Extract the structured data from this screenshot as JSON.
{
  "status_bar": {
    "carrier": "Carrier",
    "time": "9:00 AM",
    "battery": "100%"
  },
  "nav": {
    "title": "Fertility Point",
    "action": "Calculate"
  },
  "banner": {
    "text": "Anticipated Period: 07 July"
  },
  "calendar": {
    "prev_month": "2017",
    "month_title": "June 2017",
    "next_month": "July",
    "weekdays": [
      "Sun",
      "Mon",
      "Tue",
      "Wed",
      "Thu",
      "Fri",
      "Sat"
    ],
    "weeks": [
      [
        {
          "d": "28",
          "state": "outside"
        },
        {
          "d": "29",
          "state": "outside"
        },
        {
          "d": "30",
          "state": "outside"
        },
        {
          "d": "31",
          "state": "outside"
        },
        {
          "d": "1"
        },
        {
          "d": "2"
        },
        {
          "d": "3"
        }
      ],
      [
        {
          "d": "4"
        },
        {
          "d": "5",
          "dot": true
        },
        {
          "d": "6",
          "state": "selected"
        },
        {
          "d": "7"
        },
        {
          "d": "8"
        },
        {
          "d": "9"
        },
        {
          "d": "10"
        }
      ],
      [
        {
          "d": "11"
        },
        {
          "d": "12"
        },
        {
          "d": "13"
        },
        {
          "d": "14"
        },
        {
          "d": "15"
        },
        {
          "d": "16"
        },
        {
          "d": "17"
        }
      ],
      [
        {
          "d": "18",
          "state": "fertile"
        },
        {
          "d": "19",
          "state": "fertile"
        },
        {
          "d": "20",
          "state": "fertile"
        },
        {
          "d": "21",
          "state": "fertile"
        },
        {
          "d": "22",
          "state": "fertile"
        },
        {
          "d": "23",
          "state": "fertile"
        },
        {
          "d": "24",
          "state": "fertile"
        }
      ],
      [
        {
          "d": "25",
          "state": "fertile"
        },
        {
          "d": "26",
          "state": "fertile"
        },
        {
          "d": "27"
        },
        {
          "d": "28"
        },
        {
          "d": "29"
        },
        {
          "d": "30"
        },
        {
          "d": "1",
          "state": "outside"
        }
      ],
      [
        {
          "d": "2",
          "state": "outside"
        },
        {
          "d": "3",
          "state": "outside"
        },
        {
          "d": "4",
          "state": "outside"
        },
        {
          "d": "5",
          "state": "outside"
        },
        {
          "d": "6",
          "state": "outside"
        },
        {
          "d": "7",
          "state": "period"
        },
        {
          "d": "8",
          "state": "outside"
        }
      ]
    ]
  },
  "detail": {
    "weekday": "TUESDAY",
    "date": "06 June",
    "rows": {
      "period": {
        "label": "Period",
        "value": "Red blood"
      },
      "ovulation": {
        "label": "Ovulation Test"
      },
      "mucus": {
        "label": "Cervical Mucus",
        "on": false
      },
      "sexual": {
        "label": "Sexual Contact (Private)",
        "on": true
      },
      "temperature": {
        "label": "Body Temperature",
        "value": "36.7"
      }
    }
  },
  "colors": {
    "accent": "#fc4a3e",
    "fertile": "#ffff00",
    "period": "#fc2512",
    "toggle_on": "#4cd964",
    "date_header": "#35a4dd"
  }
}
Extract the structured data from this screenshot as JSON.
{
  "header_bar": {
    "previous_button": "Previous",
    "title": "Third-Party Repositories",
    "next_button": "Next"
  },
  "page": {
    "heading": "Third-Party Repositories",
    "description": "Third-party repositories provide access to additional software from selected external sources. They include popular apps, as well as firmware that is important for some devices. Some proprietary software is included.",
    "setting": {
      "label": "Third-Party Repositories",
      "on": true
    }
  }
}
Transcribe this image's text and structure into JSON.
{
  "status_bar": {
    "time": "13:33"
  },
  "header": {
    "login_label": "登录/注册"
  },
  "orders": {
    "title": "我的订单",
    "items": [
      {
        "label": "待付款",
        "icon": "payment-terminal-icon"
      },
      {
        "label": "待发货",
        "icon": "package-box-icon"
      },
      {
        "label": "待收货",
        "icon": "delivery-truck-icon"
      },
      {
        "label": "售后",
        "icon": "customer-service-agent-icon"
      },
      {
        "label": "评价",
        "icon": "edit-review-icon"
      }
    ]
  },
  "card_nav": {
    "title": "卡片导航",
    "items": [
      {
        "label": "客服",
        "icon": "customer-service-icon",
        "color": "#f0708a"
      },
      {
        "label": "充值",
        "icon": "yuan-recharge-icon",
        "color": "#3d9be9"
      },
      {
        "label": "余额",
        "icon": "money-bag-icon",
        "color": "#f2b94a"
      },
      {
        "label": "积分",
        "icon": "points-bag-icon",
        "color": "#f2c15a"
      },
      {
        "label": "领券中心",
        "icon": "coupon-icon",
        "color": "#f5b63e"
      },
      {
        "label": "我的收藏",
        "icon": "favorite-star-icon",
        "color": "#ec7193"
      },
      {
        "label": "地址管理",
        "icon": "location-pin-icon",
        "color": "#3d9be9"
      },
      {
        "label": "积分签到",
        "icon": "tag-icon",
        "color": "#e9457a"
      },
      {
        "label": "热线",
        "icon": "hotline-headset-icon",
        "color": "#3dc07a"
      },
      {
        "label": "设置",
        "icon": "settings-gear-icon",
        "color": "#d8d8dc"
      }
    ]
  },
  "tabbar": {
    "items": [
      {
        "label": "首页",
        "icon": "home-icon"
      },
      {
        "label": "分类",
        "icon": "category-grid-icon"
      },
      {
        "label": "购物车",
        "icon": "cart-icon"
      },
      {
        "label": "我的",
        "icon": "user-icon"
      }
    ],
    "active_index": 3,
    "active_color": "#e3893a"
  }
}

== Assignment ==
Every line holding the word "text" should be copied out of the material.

== Answer section ==
    "text": "Anticipated Period: 07 July"
Transcribe this image's text and structure into JSON.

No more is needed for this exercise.